His death as atonement for sin as described in Isaiah 53:5-8, But he was wounded for our transgressions, he was bruised for our iniquities: the chastisement of our peace was upon him; and with his stripes we are healed.  All we like sheep have gone astray; we have turned every one to his own way; and the Lord hath laid on him the iniquity of us all.   He was oppressed, and he was afflicted, yet he opened not his mouth: he is brought as a lamb to the slaughter, and as a sheep before her shearers is dumb, so he openeth not his mouth.  He was taken from prison and from judgment: and who shall declare his generation? For he was cut off out of the land of the living: for the transgression of my people he was stricken.


His death to be by piercing His hands and feet, Psalm 22:16, For dogs have compassed me, the assemblies of the wicked have enclosed me: they, pierced my hands and my feet.  

And I will pour upon the house of David, and upon the inhabitants of Jerusalem,
the spirit of grace and of supplications: and they shall look upon me whom they have pierced,

and they shall mourn for him, as one mourneth for his only son,
and shall be in bitterness for him, as one that is in bitterness for his firstborn. 
 (Zechariah 12: 10).

        2.    Messiah must also be resurrected from the dead as predicted by King David, saying,

 For thou wilt not leaves my soul in Sheol, neither wilt thou permit thine Holy One to see corruption.  Thou wilt show me the path of life. In thy presence is fullness of joy; at thy right hand are pleasures forevermore (Psalm 16: 10-11).

        3.    As to the time of His coming, Messiah had to come before the Second Temple was destroyed by Titus.  The archangel Gabriel made this clear to Daniel when he came to him and gave a revelation as to what would happen and when Messiah would come.  Thus Daniel is told, after threescore and two weeks shall Messiah be cut off, but not for himself; and the people of the prince that shall come shall destroy the city and the sanctuary (9:26).  Those commentators who follow Rashi's exegesis that the Hebrew word Moshiach (Messiah) refers to King Agrippa, who died before Titus conquered Jerusalem and destroyed the Temple, confirm that this prophecy had to be fulfilled before 70 A.D.  But it could not be King Agrippa!  Surely Gabriel, the archangel, would not refer to him the title Messiah.  He was not even of David's seed, but a descendant of the hated Antipater and Herod, a profligate king doing all he could to please the Romans.  Only the Lord Jesus is the fulfillment of this prophecy, and He came in the right time and so He will also come again to fulfill the rest of this prophecy.

       4.    Among Messiah's accomplishments is the winning of the obedience of a large proportion of non-Jews.  Thus, the patriarch Jacob predicted that "The scepter shall not depart from Judah, nor a lawgiver from between his feet, until Shiloh come, and unto him shall the gathering of the people be" (Hebrew Amim means nations or Gentiles).  He is to be a Light to the Gentiles according to Isaiah 49:6, 

And now, saith the LORD who formed me from the womb to be his servant,
to bring Jacob again to him ... And he said, It is a light thing that thou shouldest be my servant to raise up the tribes of Jacob, and to restore the preserved of Israel.
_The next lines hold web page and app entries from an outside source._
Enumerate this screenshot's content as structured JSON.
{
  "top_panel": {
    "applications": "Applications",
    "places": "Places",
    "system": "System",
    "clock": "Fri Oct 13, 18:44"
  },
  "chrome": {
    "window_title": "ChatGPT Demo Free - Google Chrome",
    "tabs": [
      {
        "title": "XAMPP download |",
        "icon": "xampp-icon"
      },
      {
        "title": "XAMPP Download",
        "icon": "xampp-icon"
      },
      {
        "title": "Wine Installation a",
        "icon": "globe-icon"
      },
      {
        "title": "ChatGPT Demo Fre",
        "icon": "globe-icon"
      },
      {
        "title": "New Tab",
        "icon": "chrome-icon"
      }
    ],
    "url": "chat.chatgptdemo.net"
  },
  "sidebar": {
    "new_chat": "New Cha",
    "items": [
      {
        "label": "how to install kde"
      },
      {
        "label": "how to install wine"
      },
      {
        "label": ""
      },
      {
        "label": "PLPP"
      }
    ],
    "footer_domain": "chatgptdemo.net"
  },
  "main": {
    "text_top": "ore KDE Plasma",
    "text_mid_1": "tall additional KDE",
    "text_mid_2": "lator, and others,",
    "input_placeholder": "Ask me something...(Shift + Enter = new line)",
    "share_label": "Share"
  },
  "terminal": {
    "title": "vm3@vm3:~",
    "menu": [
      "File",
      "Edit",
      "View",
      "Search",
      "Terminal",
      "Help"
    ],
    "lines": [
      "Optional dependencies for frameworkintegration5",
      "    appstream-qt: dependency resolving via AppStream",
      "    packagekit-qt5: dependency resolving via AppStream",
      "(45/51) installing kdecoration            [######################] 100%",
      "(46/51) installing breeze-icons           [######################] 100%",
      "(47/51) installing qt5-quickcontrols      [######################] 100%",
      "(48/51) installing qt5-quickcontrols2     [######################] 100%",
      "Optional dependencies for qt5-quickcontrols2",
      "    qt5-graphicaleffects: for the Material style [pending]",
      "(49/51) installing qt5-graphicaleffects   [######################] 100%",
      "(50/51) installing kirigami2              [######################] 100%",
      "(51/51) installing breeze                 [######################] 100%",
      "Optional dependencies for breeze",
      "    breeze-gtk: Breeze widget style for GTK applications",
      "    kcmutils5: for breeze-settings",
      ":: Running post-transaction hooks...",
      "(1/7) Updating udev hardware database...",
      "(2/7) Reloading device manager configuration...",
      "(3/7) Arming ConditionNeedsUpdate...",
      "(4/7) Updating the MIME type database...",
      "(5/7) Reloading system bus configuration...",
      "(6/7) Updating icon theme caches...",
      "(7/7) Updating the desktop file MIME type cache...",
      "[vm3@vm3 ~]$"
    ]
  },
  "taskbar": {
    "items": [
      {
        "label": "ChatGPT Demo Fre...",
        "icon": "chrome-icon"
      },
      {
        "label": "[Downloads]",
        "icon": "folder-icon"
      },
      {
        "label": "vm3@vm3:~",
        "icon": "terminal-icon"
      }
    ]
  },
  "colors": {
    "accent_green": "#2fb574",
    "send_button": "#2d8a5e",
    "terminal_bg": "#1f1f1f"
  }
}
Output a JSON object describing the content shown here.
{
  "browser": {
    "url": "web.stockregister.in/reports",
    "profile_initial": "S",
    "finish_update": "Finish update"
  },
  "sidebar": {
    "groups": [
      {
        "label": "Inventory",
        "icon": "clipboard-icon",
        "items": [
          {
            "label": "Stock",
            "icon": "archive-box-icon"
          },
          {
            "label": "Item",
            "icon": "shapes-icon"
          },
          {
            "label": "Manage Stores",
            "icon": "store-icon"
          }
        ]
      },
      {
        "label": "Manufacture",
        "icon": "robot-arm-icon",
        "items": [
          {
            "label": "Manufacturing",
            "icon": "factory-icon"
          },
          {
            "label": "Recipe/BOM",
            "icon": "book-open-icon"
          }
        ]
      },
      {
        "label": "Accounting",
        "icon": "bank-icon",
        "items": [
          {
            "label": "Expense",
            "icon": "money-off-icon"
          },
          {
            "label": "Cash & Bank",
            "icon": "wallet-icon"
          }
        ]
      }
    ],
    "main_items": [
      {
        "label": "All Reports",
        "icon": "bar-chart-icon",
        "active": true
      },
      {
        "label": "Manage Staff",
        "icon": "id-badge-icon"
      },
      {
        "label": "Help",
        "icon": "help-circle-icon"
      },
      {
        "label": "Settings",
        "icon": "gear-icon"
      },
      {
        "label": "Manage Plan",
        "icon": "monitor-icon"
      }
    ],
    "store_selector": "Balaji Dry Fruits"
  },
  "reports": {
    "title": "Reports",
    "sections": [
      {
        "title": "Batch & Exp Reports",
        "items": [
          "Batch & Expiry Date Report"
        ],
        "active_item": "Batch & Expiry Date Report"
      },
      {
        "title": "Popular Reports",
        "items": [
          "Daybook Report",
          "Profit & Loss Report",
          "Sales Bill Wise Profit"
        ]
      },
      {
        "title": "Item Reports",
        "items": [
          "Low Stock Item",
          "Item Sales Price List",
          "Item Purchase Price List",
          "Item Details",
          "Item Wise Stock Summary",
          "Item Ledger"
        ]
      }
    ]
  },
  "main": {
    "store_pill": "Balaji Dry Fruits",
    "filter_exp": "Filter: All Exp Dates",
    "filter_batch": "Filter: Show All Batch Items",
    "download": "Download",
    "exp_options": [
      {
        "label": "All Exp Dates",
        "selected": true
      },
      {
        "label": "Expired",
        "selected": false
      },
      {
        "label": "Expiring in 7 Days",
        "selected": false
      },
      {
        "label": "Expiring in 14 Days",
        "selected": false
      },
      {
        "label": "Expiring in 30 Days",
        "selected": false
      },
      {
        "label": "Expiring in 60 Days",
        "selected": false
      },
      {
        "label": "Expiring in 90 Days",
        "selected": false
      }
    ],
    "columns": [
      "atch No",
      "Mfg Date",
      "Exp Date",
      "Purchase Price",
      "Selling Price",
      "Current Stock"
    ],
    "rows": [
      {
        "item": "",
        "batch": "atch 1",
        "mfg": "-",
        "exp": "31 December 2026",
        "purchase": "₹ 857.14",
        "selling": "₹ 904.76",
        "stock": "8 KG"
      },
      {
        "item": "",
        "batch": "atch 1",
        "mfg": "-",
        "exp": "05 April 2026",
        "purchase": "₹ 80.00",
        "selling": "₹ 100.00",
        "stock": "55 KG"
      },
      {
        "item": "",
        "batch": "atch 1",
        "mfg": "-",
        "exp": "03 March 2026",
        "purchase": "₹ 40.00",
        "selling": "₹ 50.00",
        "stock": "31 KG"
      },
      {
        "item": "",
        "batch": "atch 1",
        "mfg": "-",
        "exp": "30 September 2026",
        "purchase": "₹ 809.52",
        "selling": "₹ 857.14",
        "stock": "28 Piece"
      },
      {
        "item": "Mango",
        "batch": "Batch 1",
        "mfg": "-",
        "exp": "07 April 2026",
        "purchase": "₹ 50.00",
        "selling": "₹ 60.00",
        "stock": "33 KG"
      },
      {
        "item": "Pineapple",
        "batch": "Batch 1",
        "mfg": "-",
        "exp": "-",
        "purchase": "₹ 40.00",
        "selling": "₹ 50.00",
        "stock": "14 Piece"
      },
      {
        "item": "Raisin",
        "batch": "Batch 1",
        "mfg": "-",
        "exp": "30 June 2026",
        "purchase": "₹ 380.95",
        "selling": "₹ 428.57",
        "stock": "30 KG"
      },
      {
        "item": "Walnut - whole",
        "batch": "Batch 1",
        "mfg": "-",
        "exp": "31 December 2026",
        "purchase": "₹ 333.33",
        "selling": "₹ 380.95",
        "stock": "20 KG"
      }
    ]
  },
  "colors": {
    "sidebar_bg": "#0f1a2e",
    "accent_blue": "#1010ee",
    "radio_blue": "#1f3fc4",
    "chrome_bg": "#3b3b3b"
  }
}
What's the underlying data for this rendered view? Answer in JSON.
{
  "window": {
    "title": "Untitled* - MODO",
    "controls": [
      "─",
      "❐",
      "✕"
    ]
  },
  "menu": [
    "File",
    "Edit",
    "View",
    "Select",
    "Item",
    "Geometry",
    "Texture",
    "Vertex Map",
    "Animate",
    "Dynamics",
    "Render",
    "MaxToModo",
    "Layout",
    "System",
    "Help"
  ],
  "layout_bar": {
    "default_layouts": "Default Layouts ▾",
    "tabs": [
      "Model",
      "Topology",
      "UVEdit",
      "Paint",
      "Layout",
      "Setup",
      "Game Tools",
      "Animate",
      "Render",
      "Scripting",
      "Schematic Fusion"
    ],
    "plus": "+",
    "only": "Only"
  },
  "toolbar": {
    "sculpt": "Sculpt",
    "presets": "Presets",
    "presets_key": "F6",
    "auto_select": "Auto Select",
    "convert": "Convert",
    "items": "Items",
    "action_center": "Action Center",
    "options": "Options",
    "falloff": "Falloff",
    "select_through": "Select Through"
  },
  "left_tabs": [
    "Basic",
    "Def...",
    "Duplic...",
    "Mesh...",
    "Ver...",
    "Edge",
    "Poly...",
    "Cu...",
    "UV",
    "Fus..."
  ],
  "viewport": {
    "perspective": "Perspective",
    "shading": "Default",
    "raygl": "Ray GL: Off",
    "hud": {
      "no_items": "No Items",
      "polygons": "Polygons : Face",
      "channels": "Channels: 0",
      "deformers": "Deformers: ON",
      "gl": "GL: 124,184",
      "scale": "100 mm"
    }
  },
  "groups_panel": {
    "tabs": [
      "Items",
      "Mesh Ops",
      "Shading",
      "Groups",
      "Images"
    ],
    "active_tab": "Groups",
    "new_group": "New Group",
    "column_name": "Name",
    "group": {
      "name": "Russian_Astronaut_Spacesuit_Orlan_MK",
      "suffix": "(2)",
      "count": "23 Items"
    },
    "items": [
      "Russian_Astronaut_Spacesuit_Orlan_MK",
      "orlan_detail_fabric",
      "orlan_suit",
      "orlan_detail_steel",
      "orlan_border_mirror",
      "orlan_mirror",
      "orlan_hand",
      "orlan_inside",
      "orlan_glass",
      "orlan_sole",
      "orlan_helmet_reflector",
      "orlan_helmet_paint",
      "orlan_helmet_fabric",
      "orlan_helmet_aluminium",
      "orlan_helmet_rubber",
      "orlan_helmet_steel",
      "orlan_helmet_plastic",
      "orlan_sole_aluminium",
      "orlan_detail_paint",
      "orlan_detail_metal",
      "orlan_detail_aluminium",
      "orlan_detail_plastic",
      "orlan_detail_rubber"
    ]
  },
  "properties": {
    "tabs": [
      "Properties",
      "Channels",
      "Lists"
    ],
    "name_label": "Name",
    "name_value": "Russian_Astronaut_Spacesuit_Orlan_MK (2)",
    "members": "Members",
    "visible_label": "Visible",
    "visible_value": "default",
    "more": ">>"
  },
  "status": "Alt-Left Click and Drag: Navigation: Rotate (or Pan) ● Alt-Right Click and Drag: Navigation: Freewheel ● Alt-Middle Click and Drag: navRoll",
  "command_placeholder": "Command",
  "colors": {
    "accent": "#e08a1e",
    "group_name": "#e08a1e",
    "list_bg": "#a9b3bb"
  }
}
I will also give thee for a light to the Gentiles, that thou mayest be my salvation unto the end of the earth.


   These are only a few of the identifying marks of Messiah as described by the prophets and by the patriarchs.  There should be no doubt left now in your mind that these were all fulfilled in Jesus of Nazareth.  In the course of the last nineteen centuries, hundreds of thousands of our people have come to believe in His Messiahship because of these and other proofs. Millions of Gentiles turned away from their idols of wood and stone, and from their man-made philosophies and came to trust the God of Israel, our own Jewish Messiah and to believe in our Jewish Scriptures, both Old and New Testament.

Surely this is the time for us to cry out together with His first Jewish followers, saying,


(John 1:45).

Reprinted with permission of The Messianic Literature Outreach


For further information contact

Return to: L'Chaim - To Life! Page

To return to

 Torah, Talmud, Midrash, Biblical

Discussion Articles

To return to Menorah's Web Page

Old Jewish mourner
bottom of page